And yet, as I mentioned, I actually enjoyed the movie. It was a fitting choice for my s l o o o o o w Sunday morning (although it wasn't techinically morning, I just woke up a bit, um, late. That Buzz Lightyear straw (and whatever I was drinking through it) sure took me a bit beyond infinity...). It didn't take much brain to follow the story, which was fine, and I even kind of liked some of the shallow, one-dimensional characters and their storylines, like Anne Hathaway's adult phone entertainer (cool euphemism) and Topher Grace and their budding relationship, Shirley MacLaine's marriage crisis, the cute little boy and his bouquet mission, and Bradley Cooper and Julia Roberts in an airplane. (According to IMDb, Julia Roberts was paid 12 000 dollars for every 251 word she spoke in the film. Rocks to be a pretty woman.) Yeah, and Queen Latifah just is the queen, the end.
On the other hand, I could've happily left out some of the "love" stories, to make room for the better ones. The Taylor/Taylor horridness was almost painful to watch at times. Lautner was stiff and awkward and Swift plain annoying. (Though the only line in the movie that made me laugh out loud was in their story. See the quote at the end of the post.) Also the other high school romance story was quite boring, the whole oh-I-want-the-first-time-to-be-oh-so-special scenario is just kind of ancient history as a storyline. I didn't really feel the love in the Jessica Biel/Jamie Foxx thing, though there's nothing like a good old I Will Survive singalong. Ashton Kutcher and Jennifer Garner were supposed to be the central characters in the mess of love stories, but I didn't feel for them much.
So. Valentine's Day was a lot like Love Actually, but still clearly a poor man's version. And yet, some parts felt, for me, a lot like love, actually, and I have to admid I even shed one tiny teeny weeny tear at the end of the Julia Roberts story. (That was the only ending I didn't see coming. That, and the Bradley Cooper one.
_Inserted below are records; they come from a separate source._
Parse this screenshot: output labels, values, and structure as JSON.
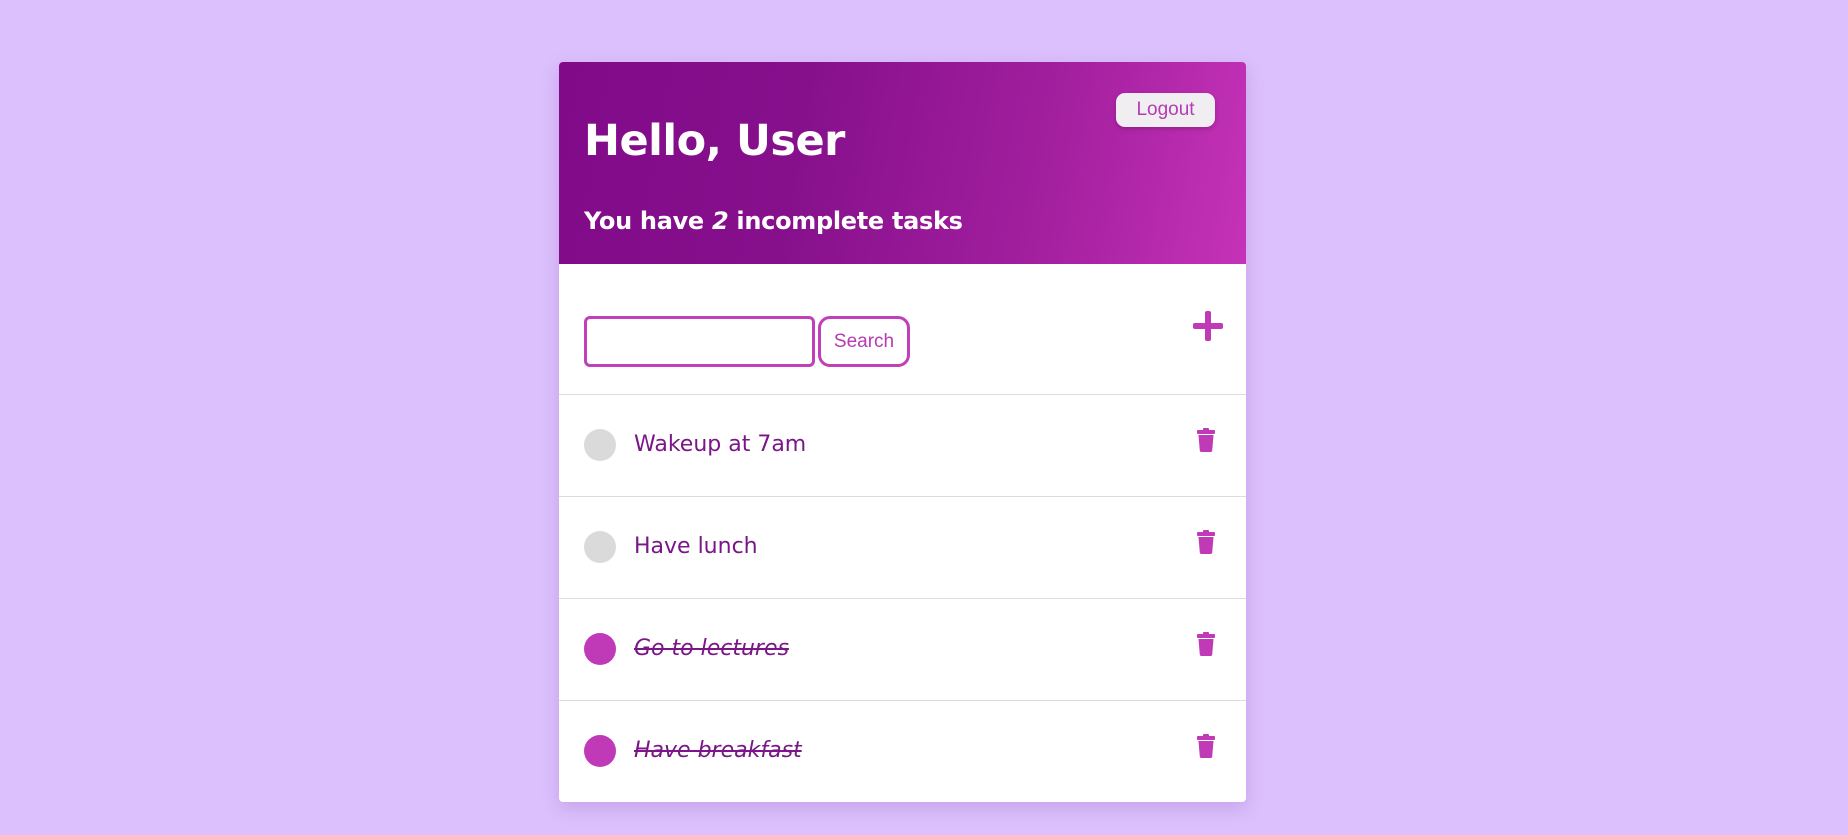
{
  "header": {
    "greeting": "Hello, User",
    "summary_prefix": "You have ",
    "incomplete_count": "2",
    "summary_suffix": " incomplete tasks",
    "logout_label": "Logout"
  },
  "toolbar": {
    "search_value": "",
    "search_placeholder": "",
    "search_label": "Search",
    "add_icon": "plus-icon"
  },
  "tasks": [
    {
      "text": "Wakeup at 7am",
      "completed": false
    },
    {
      "text": "Have lunch",
      "completed": false
    },
    {
      "text": "Go to lectures",
      "completed": true
    },
    {
      "text": "Have breakfast",
      "completed": true
    }
  ],
  "colors": {
    "background": "#dcc0fd",
    "accent": "#c039b6",
    "header_start": "#800a88",
    "header_end": "#c532b8",
    "task_text": "#7a1688",
    "incomplete_toggle": "#dadada"
  }
}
That was aww.) Also, it made me feel a bit love sick. Damn, they got me, those sneaky bastards! I feel a romcom phase coming on... Sigh.
"I don't feel comfortable taking my shirt off in public."